Imagine a right triangle (formerly called a rectangled triangle). One side adjacent to the right angle is twice as long as the other. You will not find it very difficult to construct a square from 4 of these triangles.
But is it possible to construct a square from 5 of these triangles? And from 6? From 7?
These problems are derived from ‘doordenkertje’ 12 in the November 1969 issue of ‘Pythagoras’, a Dutch magazine in recreational mathematics. You will need some elementary geometry knowledge to solve this problem.
You can check your solution here
Which code belongs at the question mark?
If you wish, you can peek at a hint
I have long suspected that there is a strong connection between mathematics and puzzles. Proving such a relation according to the scientific standards is of course another matter. It was nice to read that a study by the University of Chicago found that puzzle play helps boost Learning Math-Related skills in children between ages 2 and 4.
For the Puzzle-Olympics, the International Brain Olympics Committee is purchasing gold, silver and bronze medals. In the medal shop, the bronze, silver and gold medals each have their own prize. Unfortunately for the procurement officer, only sets have price labels.
What is the prize of the fourth set?
If you are puzzled, we have a hint for you.
Cubes are wonderful things. With six side surfaces, eight vertices and 12 edges, they are highly symmetrical. There are 11 ways to flatten a cube into a plane by cutting the edges. Here are 6 of the 11 ways:
Can you tell which cube is different? You can ignore the orientation of the letters – they are merely for identification. The symbols have been added for those readers who are colourblind.
If you are puzzled, we have a solution for you.
Did you know?

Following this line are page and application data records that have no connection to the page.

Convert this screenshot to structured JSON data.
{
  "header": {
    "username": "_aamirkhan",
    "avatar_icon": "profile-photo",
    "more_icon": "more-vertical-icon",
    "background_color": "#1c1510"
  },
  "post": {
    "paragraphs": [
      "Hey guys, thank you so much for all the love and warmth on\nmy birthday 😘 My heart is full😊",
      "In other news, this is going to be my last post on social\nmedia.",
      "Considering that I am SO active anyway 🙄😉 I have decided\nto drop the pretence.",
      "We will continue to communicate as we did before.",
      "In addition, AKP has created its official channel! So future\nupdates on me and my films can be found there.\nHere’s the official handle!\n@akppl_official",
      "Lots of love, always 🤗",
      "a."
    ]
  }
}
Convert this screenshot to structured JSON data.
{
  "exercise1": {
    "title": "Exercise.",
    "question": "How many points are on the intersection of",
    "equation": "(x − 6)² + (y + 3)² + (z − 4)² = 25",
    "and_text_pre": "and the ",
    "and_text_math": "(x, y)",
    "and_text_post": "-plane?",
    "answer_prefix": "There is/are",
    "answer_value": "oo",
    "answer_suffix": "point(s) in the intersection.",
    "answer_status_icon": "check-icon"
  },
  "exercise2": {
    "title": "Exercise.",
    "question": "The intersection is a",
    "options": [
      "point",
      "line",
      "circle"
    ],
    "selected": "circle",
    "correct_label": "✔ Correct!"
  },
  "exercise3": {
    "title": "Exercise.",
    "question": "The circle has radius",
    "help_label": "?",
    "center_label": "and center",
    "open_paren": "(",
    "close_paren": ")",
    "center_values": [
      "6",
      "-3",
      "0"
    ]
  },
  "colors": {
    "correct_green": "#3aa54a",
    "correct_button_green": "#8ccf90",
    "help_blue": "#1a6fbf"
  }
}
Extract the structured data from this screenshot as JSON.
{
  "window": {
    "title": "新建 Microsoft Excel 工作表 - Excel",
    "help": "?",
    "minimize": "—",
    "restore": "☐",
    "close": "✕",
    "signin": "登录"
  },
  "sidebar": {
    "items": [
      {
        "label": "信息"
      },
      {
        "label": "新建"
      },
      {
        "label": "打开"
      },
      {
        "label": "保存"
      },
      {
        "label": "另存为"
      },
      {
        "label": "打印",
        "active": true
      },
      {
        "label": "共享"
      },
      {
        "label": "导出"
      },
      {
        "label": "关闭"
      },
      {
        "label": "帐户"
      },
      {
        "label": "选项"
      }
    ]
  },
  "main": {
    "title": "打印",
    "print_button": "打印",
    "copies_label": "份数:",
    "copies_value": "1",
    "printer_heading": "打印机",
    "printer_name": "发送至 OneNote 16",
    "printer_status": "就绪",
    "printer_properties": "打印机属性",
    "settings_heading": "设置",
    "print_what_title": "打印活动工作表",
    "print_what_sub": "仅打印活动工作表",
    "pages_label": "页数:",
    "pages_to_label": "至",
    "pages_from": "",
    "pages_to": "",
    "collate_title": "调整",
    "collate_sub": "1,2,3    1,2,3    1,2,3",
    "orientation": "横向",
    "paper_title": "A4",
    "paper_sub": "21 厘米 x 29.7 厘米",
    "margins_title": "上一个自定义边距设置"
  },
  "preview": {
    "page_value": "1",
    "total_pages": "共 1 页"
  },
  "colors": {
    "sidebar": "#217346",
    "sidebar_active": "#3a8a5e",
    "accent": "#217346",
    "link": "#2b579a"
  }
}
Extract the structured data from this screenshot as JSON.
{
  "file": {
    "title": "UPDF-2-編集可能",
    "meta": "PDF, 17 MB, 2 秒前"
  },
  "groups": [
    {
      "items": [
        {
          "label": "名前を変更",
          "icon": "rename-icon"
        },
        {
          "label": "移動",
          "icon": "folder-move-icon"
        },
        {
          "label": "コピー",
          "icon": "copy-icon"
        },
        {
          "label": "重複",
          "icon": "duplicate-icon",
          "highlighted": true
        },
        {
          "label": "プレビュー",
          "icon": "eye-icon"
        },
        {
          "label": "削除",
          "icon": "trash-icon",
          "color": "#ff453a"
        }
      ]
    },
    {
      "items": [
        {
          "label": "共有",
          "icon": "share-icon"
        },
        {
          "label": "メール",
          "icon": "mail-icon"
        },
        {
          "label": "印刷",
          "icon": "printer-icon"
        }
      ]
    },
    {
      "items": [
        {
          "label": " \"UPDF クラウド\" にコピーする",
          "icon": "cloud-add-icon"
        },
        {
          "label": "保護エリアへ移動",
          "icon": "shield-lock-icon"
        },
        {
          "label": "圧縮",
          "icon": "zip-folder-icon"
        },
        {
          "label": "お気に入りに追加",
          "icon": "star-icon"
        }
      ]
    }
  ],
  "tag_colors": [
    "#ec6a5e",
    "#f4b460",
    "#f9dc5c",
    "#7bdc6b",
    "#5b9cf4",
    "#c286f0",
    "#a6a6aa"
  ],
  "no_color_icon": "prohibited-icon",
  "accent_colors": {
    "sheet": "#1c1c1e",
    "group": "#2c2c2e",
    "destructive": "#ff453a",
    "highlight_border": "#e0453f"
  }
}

The subiculum plays a role in spatial navigation, mnemonic (symbol) processing. You probably already understood that this puzzle challenges the 3D representation facilities of your brain.